Directions for this task: Go through the data below and return each line where the string "kind" appears.

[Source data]
Start of Block
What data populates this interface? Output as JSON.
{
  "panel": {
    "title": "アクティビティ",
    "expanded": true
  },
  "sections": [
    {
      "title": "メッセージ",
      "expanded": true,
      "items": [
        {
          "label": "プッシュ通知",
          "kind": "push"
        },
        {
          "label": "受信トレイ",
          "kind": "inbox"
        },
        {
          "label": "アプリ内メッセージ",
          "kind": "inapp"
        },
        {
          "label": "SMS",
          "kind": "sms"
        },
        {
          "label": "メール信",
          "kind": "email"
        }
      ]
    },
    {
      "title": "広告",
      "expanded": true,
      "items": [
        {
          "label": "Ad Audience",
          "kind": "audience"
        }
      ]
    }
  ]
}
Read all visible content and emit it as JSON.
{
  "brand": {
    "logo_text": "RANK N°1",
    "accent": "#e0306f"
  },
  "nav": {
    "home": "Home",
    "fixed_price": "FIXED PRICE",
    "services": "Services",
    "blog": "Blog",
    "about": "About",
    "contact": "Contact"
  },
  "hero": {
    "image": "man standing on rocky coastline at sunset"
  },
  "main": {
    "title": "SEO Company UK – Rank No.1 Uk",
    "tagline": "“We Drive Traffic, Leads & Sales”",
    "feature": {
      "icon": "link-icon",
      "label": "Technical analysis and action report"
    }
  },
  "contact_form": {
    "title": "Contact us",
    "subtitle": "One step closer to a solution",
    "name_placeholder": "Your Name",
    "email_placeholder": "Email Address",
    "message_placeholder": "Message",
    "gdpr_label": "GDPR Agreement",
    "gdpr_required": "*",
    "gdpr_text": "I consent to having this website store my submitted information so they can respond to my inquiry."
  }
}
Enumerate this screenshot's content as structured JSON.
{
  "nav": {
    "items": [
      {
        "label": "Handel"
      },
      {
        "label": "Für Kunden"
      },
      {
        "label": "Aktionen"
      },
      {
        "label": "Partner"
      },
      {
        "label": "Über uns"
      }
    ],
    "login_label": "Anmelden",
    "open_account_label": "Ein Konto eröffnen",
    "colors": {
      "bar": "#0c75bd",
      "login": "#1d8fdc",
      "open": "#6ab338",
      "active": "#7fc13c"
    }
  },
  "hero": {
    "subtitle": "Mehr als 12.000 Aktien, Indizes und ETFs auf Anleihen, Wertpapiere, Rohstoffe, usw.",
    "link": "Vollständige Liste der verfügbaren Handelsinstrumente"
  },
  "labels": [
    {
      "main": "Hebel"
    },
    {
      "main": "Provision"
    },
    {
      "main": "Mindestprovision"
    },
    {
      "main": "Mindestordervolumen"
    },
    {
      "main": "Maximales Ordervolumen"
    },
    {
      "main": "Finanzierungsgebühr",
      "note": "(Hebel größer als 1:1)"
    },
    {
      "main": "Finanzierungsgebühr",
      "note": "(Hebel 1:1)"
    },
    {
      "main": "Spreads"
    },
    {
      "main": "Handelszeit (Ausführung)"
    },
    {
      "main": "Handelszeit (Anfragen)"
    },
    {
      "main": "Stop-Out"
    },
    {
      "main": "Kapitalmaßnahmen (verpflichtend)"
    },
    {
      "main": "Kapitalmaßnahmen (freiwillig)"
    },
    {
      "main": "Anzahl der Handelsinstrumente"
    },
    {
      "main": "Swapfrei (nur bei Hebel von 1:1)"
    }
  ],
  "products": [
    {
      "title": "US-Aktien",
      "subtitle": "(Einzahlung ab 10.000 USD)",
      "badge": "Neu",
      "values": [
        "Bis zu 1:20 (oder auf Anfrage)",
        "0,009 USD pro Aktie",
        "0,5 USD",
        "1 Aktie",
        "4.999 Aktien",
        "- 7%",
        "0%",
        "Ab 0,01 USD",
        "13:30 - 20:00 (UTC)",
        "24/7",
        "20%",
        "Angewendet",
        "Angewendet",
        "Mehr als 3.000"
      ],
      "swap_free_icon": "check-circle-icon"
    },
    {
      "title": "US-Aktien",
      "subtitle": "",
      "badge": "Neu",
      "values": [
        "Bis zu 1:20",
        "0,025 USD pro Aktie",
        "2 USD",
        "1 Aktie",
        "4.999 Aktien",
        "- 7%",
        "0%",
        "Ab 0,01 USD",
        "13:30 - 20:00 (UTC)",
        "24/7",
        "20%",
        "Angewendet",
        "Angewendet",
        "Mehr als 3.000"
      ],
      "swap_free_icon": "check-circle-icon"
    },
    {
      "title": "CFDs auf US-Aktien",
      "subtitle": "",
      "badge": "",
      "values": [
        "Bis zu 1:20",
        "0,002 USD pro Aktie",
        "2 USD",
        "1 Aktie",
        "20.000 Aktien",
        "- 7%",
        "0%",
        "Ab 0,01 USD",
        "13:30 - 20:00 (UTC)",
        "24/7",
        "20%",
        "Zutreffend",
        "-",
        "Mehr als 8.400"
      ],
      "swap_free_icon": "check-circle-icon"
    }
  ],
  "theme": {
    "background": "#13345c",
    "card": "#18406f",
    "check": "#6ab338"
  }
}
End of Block
Output of the task:
          "kind": "push"
          "kind": "inbox"
          "kind": "inapp"
          "kind": "sms"
          "kind": "email"
          "kind": "audience"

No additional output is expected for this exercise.